→ **ABOUT THIS TASK**
Search the material below for the string "FedEx" and extract each line that has it.

┄┄┄┄┄┄┄┄┄┄

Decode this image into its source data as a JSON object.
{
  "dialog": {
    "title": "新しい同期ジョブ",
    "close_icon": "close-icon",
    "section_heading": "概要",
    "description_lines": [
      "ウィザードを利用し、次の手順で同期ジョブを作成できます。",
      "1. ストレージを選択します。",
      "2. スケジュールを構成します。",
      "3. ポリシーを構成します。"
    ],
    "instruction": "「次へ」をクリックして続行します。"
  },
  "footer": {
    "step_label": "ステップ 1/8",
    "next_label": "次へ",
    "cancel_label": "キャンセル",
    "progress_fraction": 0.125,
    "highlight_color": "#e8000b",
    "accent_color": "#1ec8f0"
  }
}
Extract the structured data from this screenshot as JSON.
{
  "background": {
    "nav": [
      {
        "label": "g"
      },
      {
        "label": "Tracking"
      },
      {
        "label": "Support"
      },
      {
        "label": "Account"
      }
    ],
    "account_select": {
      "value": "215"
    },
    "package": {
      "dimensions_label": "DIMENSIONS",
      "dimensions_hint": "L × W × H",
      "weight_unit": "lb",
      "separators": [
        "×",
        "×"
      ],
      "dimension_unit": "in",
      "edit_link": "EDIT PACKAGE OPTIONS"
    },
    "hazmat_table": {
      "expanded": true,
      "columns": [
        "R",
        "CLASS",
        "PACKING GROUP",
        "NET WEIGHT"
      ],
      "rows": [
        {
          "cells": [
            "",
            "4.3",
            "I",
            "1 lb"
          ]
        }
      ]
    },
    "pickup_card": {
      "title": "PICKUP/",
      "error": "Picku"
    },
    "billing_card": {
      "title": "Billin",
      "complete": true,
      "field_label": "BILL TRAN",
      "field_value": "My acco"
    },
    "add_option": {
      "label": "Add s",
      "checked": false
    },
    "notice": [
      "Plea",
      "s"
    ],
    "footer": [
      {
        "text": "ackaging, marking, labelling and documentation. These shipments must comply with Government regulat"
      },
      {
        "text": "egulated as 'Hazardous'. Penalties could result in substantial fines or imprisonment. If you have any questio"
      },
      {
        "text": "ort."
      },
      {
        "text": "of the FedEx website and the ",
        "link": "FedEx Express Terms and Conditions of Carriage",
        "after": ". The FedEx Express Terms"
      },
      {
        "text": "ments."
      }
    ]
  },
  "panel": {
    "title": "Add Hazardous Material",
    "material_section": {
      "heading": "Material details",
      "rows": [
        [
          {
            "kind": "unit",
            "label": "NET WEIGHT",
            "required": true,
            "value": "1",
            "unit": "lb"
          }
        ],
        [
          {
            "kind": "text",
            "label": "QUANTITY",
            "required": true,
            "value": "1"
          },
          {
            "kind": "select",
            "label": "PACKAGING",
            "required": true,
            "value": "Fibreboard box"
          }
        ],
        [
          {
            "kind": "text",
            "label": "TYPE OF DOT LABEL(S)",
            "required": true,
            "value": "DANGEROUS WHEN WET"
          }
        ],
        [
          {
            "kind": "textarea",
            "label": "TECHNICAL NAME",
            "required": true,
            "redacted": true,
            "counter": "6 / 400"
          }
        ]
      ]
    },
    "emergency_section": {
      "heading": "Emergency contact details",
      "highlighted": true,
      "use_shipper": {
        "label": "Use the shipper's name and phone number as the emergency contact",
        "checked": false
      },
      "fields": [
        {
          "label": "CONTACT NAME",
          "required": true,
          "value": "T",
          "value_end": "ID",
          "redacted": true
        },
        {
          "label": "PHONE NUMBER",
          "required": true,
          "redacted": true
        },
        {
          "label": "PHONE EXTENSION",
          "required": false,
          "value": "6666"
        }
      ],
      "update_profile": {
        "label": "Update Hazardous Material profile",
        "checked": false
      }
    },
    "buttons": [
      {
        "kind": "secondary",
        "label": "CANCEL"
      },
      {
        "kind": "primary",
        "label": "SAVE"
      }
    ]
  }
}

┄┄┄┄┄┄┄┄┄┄

→ **SOLUTION TO THIS EXERCISE**
        "text": "of the FedEx website and the ",
        "link": "FedEx Express Terms and Conditions of Carriage",
        "after": ". The FedEx Express Terms"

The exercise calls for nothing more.